Paleoarctic. The tradition is marked by a heavy reliance on what
are called microblades. These stone tools are exactly what they
sound like, small thin stone blades. American Paleoarctic microblades
are removed from a specially prepared artifact called a core. The
distinctive wedge shape of these microblade cores and the method
of blade removal led researchers, as early as the late 1930s, to
draw comparisons with similar artifacts found in Siberia. Though
relatively rare, regional variants of this tradition are found throughout
Alaska and typically date to between 7,000 and 12,000 years ago.
Some of the earliest Paleoarctic components in Alaska are known
from the Tanana River valley. The most significant sites include

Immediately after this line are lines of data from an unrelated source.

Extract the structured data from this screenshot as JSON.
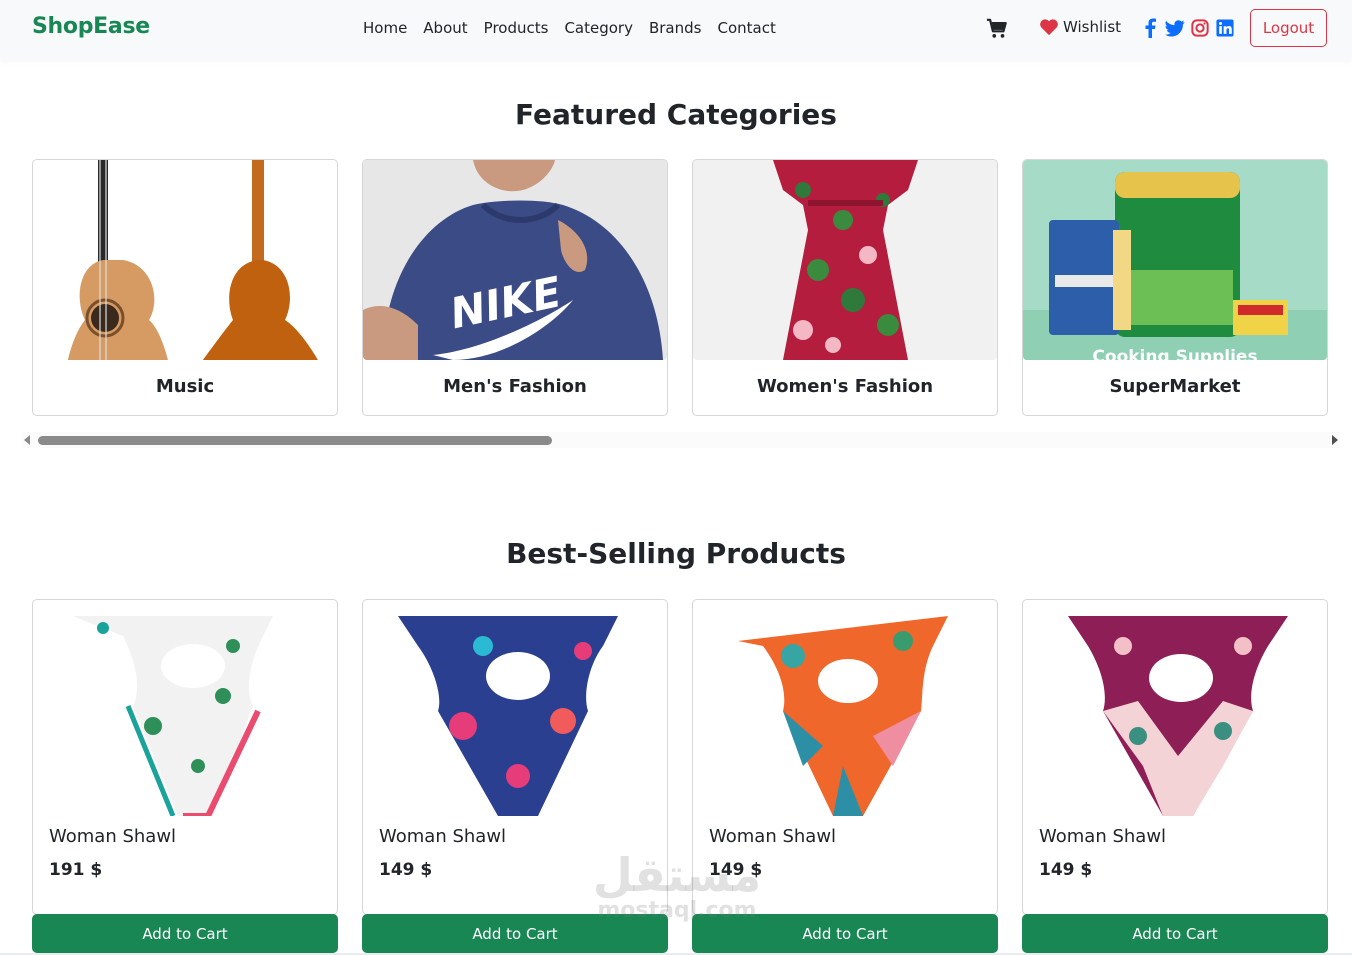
{
  "navbar": {
    "brand": "ShopEase",
    "links": [
      "Home",
      "About",
      "Products",
      "Category",
      "Brands",
      "Contact"
    ],
    "wishlist_label": "Wishlist",
    "logout_label": "Logout",
    "icons": [
      "cart-icon",
      "heart-icon",
      "facebook-icon",
      "twitter-icon",
      "instagram-icon",
      "linkedin-icon"
    ],
    "colors": {
      "brand": "#198754",
      "logout": "#dc3545",
      "heart": "#dc3545",
      "social": "#0d6efd"
    }
  },
  "featured": {
    "title": "Featured Categories",
    "categories": [
      {
        "label": "Music"
      },
      {
        "label": "Men's Fashion"
      },
      {
        "label": "Women's Fashion"
      },
      {
        "label": "SuperMarket",
        "overlay_text": "Cooking Supplies"
      }
    ]
  },
  "best_selling": {
    "title": "Best-Selling Products",
    "products": [
      {
        "name": "Woman Shawl",
        "price": "191 $",
        "button": "Add to Cart"
      },
      {
        "name": "Woman Shawl",
        "price": "149 $",
        "button": "Add to Cart"
      },
      {
        "name": "Woman Shawl",
        "price": "149 $",
        "button": "Add to Cart"
      },
      {
        "name": "Woman Shawl",
        "price": "149 $",
        "button": "Add to Cart"
      }
    ],
    "colors": {
      "button": "#198754"
    }
  },
  "watermark": {
    "arabic": "مستقل",
    "latin": "mostaql.com"
  }
}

Broken Mammoth, Healy Lake, Chugwater and Swan Point. All these
sites are located within 30 miles of Ft. Wainwright training lands
and have yielded material dating between 11,500 and 12,000 years
The appearance of side-notched projectile points at a number of
interior archaeological sites around 6,000 years ago signals the
onset of the Northern Archaic Tradition. Sites of this type are
known from Birch Hill on the Fort Wainwright cantonment, Wood River
Buttes, Blair Lakes and Clear Creek Buttes in the Tanana Flats Training
Area, and Donnelly Training Area.
By 2,000 years ago sites attributable to the Athabascan Tradition
dominate the archaeological record of the Alaskan interior. This
reflects the emergence of a tradition that continued until the Euro-American
contact period, about 1880. Athabascan Tradition assemblages contain
an abundance of ground stone hideworking and woodworking tools,
bone implements, a variety of stone tool types, and local copper
where available. These sites show a dramatic drop in the use of
Though much of our knowledge of the Athabascan Tradition comes
from research carried out elsewhere in the region, several Athabascan
Tradition village sites have been investigated in the Tanana Valley.
These include sites near Healy Lake, Tok and along the Goodpaster
and Salcha Rivers. Though no Athabascan village sites are known
to exist on Army managed lands, numerous short-term occupation sites
are located here. These sites reflect the highly mobile small band
subsistence lifeway of interior Athabascan groups in the centuries
before Euro-American contact.
Return to Top of Page